### INSTRUCTIONS TO FOLLOW
If a line in the listing contains "label", copy it out whole.

### INFORMATION SHOWN
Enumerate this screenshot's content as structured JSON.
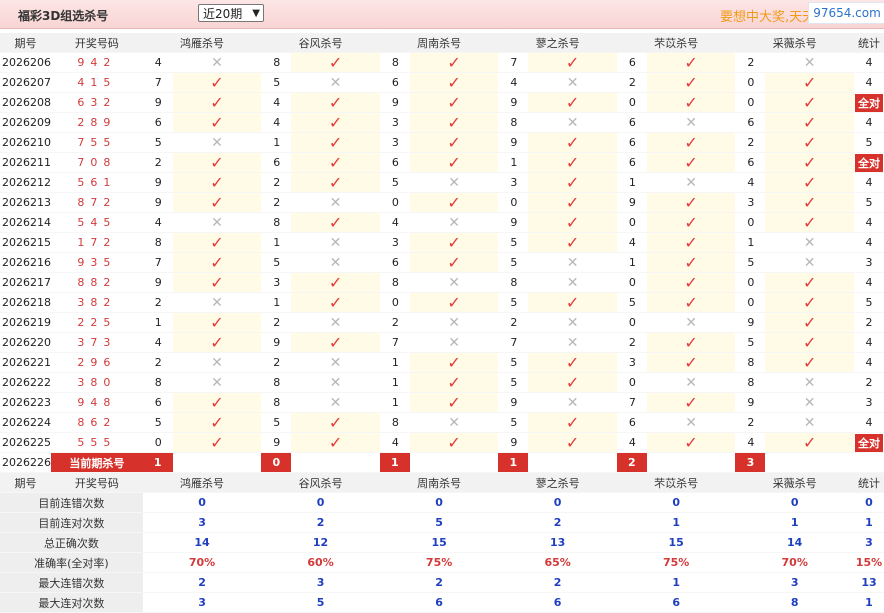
{
  "header": {
    "title": "福彩3D组选杀号",
    "period_select": "近20期",
    "slogan": "要想中大奖,天天",
    "watermark": "97654.com"
  },
  "columns": {
    "period": "期号",
    "number": "开奖号码",
    "experts": [
      "鸿雁杀号",
      "谷风杀号",
      "周南杀号",
      "蓼之杀号",
      "芣苡杀号",
      "采薇杀号"
    ],
    "stat": "统计"
  },
  "rows": [
    {
      "p": "2026206",
      "n": "942",
      "k": [
        [
          "4",
          0
        ],
        [
          "8",
          1
        ],
        [
          "8",
          1
        ],
        [
          "7",
          1
        ],
        [
          "6",
          1
        ],
        [
          "2",
          0
        ]
      ],
      "s": "4"
    },
    {
      "p": "2026207",
      "n": "415",
      "k": [
        [
          "7",
          1
        ],
        [
          "5",
          0
        ],
        [
          "6",
          1
        ],
        [
          "4",
          0
        ],
        [
          "2",
          1
        ],
        [
          "0",
          1
        ]
      ],
      "s": "4"
    },
    {
      "p": "2026208",
      "n": "632",
      "k": [
        [
          "9",
          1
        ],
        [
          "4",
          1
        ],
        [
          "9",
          1
        ],
        [
          "9",
          1
        ],
        [
          "0",
          1
        ],
        [
          "0",
          1
        ]
      ],
      "s": "全对"
    },
    {
      "p": "2026209",
      "n": "289",
      "k": [
        [
          "6",
          1
        ],
        [
          "4",
          1
        ],
        [
          "3",
          1
        ],
        [
          "8",
          0
        ],
        [
          "6",
          0
        ],
        [
          "6",
          1
        ]
      ],
      "s": "4"
    },
    {
      "p": "2026210",
      "n": "755",
      "k": [
        [
          "5",
          0
        ],
        [
          "1",
          1
        ],
        [
          "3",
          1
        ],
        [
          "9",
          1
        ],
        [
          "6",
          1
        ],
        [
          "2",
          1
        ]
      ],
      "s": "5"
    },
    {
      "p": "2026211",
      "n": "708",
      "k": [
        [
          "2",
          1
        ],
        [
          "6",
          1
        ],
        [
          "6",
          1
        ],
        [
          "1",
          1
        ],
        [
          "6",
          1
        ],
        [
          "6",
          1
        ]
      ],
      "s": "全对"
    },
    {
      "p": "2026212",
      "n": "561",
      "k": [
        [
          "9",
          1
        ],
        [
          "2",
          1
        ],
        [
          "5",
          0
        ],
        [
          "3",
          1
        ],
        [
          "1",
          0
        ],
        [
          "4",
          1
        ]
      ],
      "s": "4"
    },
    {
      "p": "2026213",
      "n": "872",
      "k": [
        [
          "9",
          1
        ],
        [
          "2",
          0
        ],
        [
          "0",
          1
        ],
        [
          "0",
          1
        ],
        [
          "9",
          1
        ],
        [
          "3",
          1
        ]
      ],
      "s": "5"
    },
    {
      "p": "2026214",
      "n": "545",
      "k": [
        [
          "4",
          0
        ],
        [
          "8",
          1
        ],
        [
          "4",
          0
        ],
        [
          "9",
          1
        ],
        [
          "0",
          1
        ],
        [
          "0",
          1
        ]
      ],
      "s": "4"
    },
    {
      "p": "2026215",
      "n": "172",
      "k": [
        [
          "8",
          1
        ],
        [
          "1",
          0
        ],
        [
          "3",
          1
        ],
        [
          "5",
          1
        ],
        [
          "4",
          1
        ],
        [
          "1",
          0
        ]
      ],
      "s": "4"
    },
    {
      "p": "2026216",
      "n": "935",
      "k": [
        [
          "7",
          1
        ],
        [
          "5",
          0
        ],
        [
          "6",
          1
        ],
        [
          "5",
          0
        ],
        [
          "1",
          1
        ],
        [
          "5",
          0
        ]
      ],
      "s": "3"
    },
    {
      "p": "2026217",
      "n": "882",
      "k": [
        [
          "9",
          1
        ],
        [
          "3",
          1
        ],
        [
          "8",
          0
        ],
        [
          "8",
          0
        ],
        [
          "0",
          1
        ],
        [
          "0",
          1
        ]
      ],
      "s": "4"
    },
    {
      "p": "2026218",
      "n": "382",
      "k": [
        [
          "2",
          0
        ],
        [
          "1",
          1
        ],
        [
          "0",
          1
        ],
        [
          "5",
          1
        ],
        [
          "5",
          1
        ],
        [
          "0",
          1
        ]
      ],
      "s": "5"
    },
    {
      "p": "2026219",
      "n": "225",
      "k": [
        [
          "1",
          1
        ],
        [
          "2",
          0
        ],
        [
          "2",
          0
        ],
        [
          "2",
          0
        ],
        [
          "0",
          0
        ],
        [
          "9",
          1
        ]
      ],
      "s": "2"
    },
    {
      "p": "2026220",
      "n": "373",
      "k": [
        [
          "4",
          1
        ],
        [
          "9",
          1
        ],
        [
          "7",
          0
        ],
        [
          "7",
          0
        ],
        [
          "2",
          1
        ],
        [
          "5",
          1
        ]
      ],
      "s": "4"
    },
    {
      "p": "2026221",
      "n": "296",
      "k": [
        [
          "2",
          0
        ],
        [
          "2",
          0
        ],
        [
          "1",
          1
        ],
        [
          "5",
          1
        ],
        [
          "3",
          1
        ],
        [
          "8",
          1
        ]
      ],
      "s": "4"
    },
    {
      "p": "2026222",
      "n": "380",
      "k": [
        [
          "8",
          0
        ],
        [
          "8",
          0
        ],
        [
          "1",
          1
        ],
        [
          "5",
          1
        ],
        [
          "0",
          0
        ],
        [
          "8",
          0
        ]
      ],
      "s": "2"
    },
    {
      "p": "2026223",
      "n": "948",
      "k": [
        [
          "6",
          1
        ],
        [
          "8",
          0
        ],
        [
          "1",
          1
        ],
        [
          "9",
          0
        ],
        [
          "7",
          1
        ],
        [
          "9",
          0
        ]
      ],
      "s": "3"
    },
    {
      "p": "2026224",
      "n": "862",
      "k": [
        [
          "5",
          1
        ],
        [
          "5",
          1
        ],
        [
          "8",
          0
        ],
        [
          "5",
          1
        ],
        [
          "6",
          0
        ],
        [
          "2",
          0
        ]
      ],
      "s": "4"
    },
    {
      "p": "2026225",
      "n": "555",
      "k": [
        [
          "0",
          1
        ],
        [
          "9",
          1
        ],
        [
          "4",
          1
        ],
        [
          "9",
          1
        ],
        [
          "4",
          1
        ],
        [
          "4",
          1
        ]
      ],
      "s": "全对"
    }
  ],
  "current": {
    "p": "2026226",
    "label": "当前期杀号",
    "k": [
      "1",
      "0",
      "1",
      "1",
      "2",
      "3"
    ]
  },
  "stats": [
    {
      "label": "目前连错次数",
      "v": [
        "0",
        "0",
        "0",
        "0",
        "0",
        "0",
        "0"
      ],
      "red": false
    },
    {
      "label": "目前连对次数",
      "v": [
        "3",
        "2",
        "5",
        "2",
        "1",
        "1",
        "1"
      ],
      "red": false
    },
    {
      "label": "总正确次数",
      "v": [
        "14",
        "12",
        "15",
        "13",
        "15",
        "14",
        "3"
      ],
      "red": false
    },
    {
      "label": "准确率(全对率)",
      "v": [
        "70%",
        "60%",
        "75%",
        "65%",
        "75%",
        "70%",
        "15%"
      ],
      "red": true
    },
    {
      "label": "最大连错次数",
      "v": [
        "2",
        "3",
        "2",
        "2",
        "1",
        "3",
        "13"
      ],
      "red": false
    },
    {
      "label": "最大连对次数",
      "v": [
        "3",
        "5",
        "6",
        "6",
        "6",
        "8",
        "1"
      ],
      "red": false
    }
  ],
  "icons": {
    "correct": "check-icon",
    "wrong": "cross-icon"
  },
  "colors": {
    "accent": "#d6322b",
    "check": "#e23a3a",
    "stat_blue": "#1f3fbf"
  }
}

### REPLY TO THE EXERCISE
    "label": "当前期杀号",
      "label": "目前连错次数",
      "label": "目前连对次数",
      "label": "总正确次数",
      "label": "准确率(全对率)",
      "label": "最大连错次数",
      "label": "最大连对次数",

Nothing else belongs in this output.